(App and web page records)
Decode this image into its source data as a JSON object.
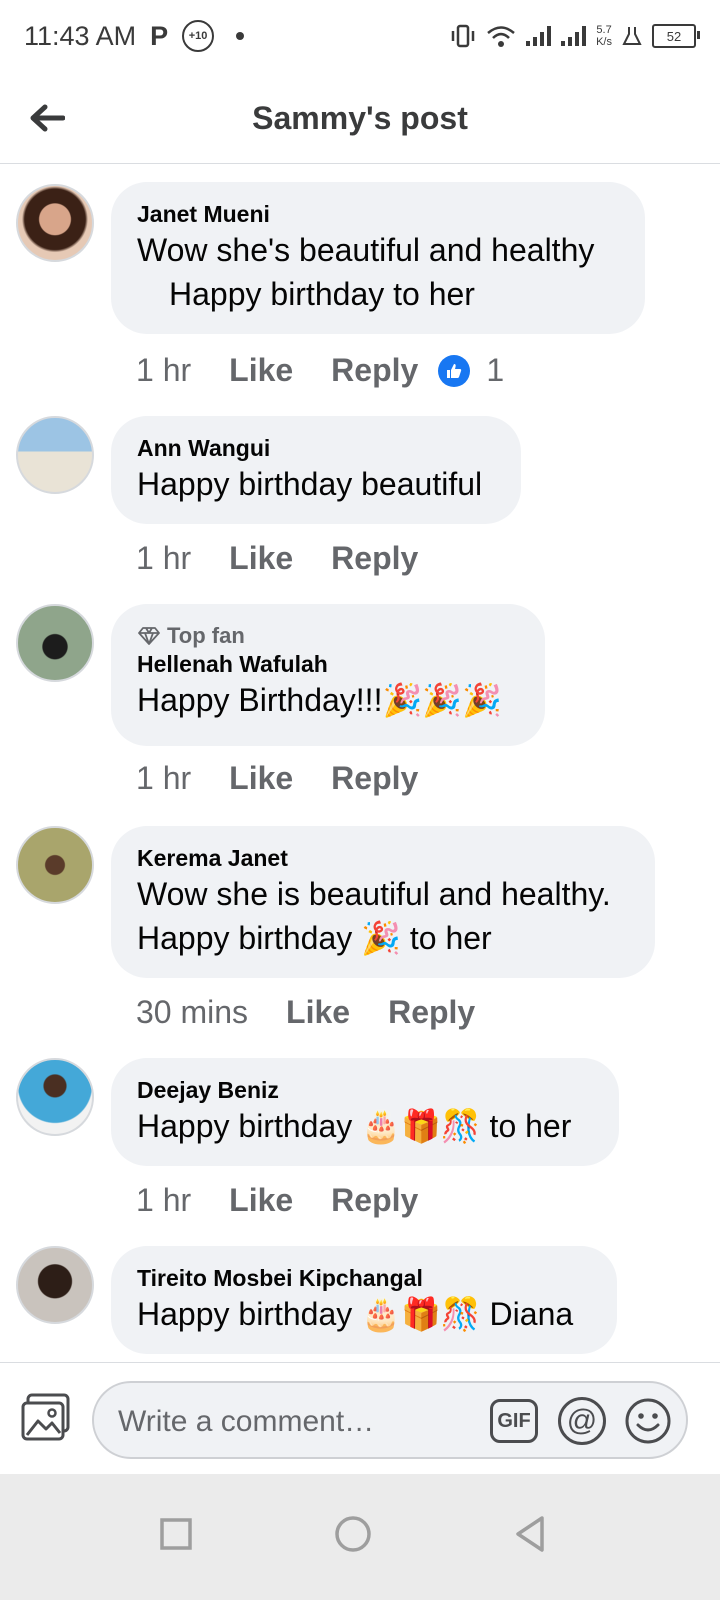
{
  "status_bar": {
    "time": "11:43 AM",
    "app_icon": "P",
    "badge": "+10",
    "net_speed_value": "5.7",
    "net_speed_unit": "K/s",
    "battery": "52"
  },
  "header": {
    "title": "Sammy's post",
    "back_icon": "arrow-left-icon"
  },
  "comments": [
    {
      "author": "Janet Mueni",
      "text_line1": "Wow she's beautiful and healthy",
      "text_line2": "Happy birthday to her",
      "time": "1 hr",
      "like": "Like",
      "reply": "Reply",
      "reaction_count": "1"
    },
    {
      "author": "Ann Wangui",
      "text": "Happy birthday beautiful",
      "time": "1 hr",
      "like": "Like",
      "reply": "Reply"
    },
    {
      "badge": "Top fan",
      "author": "Hellenah Wafulah",
      "text": "Happy Birthday!!!🎉🎉🎉",
      "time": "1 hr",
      "like": "Like",
      "reply": "Reply"
    },
    {
      "author": "Kerema Janet",
      "text_line1": "Wow she is beautiful and healthy.",
      "text_line2": "Happy birthday 🎉 to her",
      "time": "30 mins",
      "like": "Like",
      "reply": "Reply"
    },
    {
      "author": "Deejay Beniz",
      "text": "Happy birthday 🎂🎁🎊 to her",
      "time": "1 hr",
      "like": "Like",
      "reply": "Reply"
    },
    {
      "author": "Tireito Mosbei Kipchangal",
      "text": "Happy birthday 🎂🎁🎊 Diana"
    }
  ],
  "composer": {
    "placeholder": "Write a comment…",
    "gif_label": "GIF",
    "mention_label": "@"
  },
  "colors": {
    "bubble": "#f0f2f5",
    "meta": "#65676b",
    "like_blue": "#1877f2",
    "navbar": "#ebebeb"
  }
}
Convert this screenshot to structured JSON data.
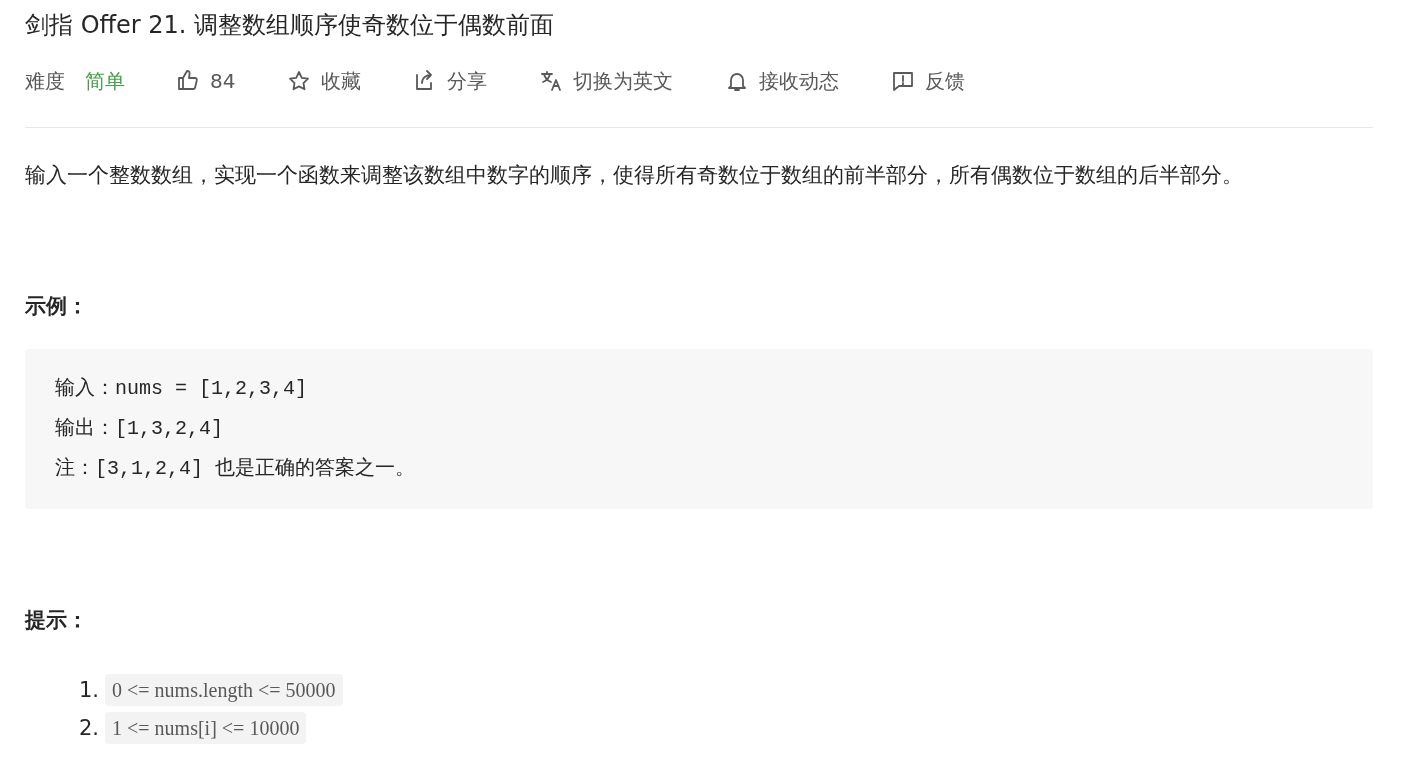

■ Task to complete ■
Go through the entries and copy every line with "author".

■ Response for this exercise ■
      "author": "Janet Mueni",
      "author": "Ann Wangui",
      "author": "Hellenah Wafulah",
      "author": "Kerema Janet",
      "author": "Deejay Beniz",
      "author": "Tireito Mosbei Kipchangal",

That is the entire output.